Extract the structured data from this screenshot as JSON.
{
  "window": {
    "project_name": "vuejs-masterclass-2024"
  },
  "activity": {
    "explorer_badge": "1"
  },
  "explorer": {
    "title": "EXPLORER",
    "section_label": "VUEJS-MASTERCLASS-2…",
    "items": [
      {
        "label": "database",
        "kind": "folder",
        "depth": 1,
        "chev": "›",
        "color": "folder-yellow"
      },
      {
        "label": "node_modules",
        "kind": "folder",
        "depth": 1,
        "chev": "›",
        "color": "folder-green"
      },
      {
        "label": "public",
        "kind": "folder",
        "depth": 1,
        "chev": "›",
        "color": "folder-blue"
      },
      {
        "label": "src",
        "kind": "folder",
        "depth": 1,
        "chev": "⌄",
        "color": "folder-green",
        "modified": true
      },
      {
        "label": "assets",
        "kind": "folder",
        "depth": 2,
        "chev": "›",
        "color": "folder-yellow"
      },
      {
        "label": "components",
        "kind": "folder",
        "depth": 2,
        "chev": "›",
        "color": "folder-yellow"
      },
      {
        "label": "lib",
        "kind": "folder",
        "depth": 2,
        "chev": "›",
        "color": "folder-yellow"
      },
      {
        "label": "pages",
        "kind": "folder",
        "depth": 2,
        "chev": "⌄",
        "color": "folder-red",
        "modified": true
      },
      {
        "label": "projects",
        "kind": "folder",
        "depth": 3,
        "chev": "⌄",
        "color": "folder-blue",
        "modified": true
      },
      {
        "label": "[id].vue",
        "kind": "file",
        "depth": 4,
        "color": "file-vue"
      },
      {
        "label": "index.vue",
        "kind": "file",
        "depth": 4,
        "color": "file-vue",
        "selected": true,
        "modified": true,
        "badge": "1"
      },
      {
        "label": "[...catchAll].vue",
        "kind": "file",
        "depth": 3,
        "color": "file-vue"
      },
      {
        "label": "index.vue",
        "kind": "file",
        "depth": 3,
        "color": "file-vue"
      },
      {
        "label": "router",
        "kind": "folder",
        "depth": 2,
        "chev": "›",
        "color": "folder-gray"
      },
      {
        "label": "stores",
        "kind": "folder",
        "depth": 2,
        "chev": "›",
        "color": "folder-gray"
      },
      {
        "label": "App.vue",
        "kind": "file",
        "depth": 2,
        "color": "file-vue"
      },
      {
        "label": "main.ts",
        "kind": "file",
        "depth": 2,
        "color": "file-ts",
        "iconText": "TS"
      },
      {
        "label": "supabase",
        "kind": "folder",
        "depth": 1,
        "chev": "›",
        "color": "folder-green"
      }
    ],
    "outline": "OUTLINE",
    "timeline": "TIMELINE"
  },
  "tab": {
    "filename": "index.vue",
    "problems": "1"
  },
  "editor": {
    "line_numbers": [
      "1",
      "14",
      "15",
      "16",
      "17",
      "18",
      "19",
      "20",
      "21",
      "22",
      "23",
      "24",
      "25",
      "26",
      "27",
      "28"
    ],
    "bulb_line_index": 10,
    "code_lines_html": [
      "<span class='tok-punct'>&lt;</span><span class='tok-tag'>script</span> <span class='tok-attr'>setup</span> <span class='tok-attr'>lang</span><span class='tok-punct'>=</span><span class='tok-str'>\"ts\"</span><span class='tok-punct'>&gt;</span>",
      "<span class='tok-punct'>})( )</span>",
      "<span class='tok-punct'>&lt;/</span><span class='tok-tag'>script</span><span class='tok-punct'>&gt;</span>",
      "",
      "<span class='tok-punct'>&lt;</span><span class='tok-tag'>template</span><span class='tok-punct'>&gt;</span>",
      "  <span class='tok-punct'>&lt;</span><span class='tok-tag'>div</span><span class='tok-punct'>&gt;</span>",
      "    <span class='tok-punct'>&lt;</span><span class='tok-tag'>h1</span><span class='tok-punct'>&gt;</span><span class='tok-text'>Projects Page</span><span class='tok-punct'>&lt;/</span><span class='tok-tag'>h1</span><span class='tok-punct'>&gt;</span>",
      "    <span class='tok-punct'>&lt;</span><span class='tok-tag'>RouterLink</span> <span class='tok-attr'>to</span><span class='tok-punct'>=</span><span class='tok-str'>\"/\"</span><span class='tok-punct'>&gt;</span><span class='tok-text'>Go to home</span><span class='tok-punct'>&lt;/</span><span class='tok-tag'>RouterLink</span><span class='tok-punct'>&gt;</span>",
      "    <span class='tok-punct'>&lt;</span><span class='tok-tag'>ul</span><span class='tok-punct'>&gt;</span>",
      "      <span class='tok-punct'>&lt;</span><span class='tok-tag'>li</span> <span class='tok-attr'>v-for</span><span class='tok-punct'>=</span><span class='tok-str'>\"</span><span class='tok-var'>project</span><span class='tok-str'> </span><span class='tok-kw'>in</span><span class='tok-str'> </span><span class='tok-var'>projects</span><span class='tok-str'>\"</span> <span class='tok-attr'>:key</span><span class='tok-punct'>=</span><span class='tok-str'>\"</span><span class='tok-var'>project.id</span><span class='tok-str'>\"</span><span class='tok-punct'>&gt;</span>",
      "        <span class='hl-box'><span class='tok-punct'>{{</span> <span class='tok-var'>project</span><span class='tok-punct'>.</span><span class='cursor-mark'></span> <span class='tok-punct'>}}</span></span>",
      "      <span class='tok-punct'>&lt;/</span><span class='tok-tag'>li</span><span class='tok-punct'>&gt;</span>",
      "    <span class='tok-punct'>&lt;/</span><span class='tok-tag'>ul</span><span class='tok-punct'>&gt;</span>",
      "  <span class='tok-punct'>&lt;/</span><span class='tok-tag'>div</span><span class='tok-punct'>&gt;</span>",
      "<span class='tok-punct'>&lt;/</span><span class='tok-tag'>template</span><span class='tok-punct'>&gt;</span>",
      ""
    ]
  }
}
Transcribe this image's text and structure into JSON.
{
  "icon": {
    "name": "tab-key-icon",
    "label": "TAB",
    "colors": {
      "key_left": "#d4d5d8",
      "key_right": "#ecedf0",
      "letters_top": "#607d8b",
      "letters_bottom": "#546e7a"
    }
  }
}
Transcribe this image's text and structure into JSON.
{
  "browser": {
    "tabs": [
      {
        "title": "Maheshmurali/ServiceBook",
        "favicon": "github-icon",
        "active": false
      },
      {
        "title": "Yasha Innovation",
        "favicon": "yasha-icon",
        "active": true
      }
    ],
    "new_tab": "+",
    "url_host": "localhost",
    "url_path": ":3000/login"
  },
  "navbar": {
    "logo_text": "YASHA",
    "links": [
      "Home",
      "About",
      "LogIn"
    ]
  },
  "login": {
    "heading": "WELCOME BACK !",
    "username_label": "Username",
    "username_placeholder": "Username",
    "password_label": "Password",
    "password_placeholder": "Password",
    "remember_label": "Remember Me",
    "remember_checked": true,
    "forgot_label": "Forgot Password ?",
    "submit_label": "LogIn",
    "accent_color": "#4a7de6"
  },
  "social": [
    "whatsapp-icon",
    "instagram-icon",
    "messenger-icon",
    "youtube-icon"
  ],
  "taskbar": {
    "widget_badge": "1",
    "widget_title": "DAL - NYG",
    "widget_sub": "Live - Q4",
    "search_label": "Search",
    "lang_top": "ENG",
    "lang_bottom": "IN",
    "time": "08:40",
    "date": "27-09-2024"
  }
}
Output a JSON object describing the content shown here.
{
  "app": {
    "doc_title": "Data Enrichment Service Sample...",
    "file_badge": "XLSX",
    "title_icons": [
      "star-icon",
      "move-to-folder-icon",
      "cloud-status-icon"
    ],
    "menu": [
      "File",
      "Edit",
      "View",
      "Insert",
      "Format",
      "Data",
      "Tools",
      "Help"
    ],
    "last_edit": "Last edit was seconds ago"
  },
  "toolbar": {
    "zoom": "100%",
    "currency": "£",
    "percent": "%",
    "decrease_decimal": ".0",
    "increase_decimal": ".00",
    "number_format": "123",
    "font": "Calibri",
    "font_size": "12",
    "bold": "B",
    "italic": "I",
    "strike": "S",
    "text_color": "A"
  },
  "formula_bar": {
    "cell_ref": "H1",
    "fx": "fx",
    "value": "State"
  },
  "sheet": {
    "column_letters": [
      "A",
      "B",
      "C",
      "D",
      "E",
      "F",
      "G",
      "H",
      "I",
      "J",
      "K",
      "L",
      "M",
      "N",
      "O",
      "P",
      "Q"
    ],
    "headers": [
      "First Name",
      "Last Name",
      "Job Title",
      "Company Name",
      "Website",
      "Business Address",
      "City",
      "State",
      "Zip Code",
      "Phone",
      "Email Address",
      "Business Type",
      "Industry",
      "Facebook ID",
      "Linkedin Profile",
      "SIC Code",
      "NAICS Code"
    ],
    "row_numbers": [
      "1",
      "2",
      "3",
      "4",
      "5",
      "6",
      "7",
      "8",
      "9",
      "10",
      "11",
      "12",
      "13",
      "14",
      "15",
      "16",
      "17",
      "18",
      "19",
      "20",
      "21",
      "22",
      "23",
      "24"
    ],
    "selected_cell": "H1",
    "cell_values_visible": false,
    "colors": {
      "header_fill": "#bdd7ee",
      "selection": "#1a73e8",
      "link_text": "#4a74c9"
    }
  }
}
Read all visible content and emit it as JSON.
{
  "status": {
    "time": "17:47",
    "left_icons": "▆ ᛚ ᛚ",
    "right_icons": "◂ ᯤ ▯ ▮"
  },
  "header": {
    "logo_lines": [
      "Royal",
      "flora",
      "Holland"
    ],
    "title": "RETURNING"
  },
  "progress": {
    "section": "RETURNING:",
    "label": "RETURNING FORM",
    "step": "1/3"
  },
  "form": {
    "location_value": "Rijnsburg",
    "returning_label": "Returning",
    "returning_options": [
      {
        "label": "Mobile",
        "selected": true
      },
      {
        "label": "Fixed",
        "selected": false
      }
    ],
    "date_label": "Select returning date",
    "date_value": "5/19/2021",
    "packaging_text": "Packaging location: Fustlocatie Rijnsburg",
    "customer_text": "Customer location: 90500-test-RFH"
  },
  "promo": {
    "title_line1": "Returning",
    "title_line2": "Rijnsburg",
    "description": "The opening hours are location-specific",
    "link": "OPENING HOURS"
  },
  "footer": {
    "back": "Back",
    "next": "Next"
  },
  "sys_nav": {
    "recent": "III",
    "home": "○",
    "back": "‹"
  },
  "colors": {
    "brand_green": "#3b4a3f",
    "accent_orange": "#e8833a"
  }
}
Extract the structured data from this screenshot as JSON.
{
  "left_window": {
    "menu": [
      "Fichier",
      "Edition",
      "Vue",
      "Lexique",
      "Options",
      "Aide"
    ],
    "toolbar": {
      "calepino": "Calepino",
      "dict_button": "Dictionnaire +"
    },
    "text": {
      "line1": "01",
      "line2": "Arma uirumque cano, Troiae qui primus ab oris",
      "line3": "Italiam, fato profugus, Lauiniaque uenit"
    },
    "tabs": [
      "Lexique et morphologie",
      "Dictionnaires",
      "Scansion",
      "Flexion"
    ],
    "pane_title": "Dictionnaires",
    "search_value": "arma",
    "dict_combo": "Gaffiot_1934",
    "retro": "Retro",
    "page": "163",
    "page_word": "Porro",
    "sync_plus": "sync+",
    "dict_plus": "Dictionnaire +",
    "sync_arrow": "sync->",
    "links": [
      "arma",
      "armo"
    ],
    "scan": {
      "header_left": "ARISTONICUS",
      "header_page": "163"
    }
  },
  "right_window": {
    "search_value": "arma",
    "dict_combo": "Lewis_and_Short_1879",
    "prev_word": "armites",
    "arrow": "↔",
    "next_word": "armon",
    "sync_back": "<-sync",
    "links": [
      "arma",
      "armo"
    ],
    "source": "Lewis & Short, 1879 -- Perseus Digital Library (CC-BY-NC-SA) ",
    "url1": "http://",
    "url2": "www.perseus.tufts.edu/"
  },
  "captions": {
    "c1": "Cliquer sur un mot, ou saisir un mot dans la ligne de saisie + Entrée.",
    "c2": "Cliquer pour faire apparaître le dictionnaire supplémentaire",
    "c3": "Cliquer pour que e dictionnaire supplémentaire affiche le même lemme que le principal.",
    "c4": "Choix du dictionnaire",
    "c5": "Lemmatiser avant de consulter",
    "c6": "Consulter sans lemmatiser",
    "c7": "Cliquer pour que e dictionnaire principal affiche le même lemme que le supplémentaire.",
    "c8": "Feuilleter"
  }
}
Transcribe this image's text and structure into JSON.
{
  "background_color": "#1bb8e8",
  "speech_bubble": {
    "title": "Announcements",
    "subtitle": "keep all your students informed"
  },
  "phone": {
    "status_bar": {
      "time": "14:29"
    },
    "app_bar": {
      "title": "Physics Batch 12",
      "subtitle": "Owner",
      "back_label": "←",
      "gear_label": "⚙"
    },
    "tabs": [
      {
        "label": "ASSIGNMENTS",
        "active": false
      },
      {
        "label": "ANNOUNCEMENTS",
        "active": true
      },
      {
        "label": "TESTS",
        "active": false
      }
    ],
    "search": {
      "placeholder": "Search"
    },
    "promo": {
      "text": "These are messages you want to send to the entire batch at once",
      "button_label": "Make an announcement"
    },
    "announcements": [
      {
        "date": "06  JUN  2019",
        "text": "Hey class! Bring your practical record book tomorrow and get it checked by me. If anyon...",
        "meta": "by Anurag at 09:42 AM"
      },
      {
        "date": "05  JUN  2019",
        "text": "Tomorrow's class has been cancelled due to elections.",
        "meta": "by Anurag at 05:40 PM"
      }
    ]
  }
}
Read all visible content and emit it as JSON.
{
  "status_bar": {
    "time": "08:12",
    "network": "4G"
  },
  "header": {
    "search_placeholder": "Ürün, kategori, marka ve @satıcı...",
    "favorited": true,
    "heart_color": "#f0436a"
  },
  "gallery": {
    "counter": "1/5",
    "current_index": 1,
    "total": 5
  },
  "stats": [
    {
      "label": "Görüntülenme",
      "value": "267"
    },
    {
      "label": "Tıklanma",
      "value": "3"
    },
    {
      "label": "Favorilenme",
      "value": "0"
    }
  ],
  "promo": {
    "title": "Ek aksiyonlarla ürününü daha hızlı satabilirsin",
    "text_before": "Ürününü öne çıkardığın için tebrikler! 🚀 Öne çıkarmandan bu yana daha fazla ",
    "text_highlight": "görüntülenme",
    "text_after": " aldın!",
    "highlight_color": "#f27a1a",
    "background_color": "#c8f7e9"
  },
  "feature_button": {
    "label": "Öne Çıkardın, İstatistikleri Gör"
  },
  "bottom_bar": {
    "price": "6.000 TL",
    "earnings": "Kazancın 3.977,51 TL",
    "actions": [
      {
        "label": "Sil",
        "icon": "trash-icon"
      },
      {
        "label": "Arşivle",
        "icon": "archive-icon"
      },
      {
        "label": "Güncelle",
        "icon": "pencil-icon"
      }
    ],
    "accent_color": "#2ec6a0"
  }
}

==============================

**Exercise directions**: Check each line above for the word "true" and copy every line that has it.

**Exercise solution**:
        "modified": true
        "modified": true
        "modified": true
        "selected": true,
        "modified": true,
        "active": true
    "remember_checked": true,
        "selected": true
        "active": true
    "favorited": true,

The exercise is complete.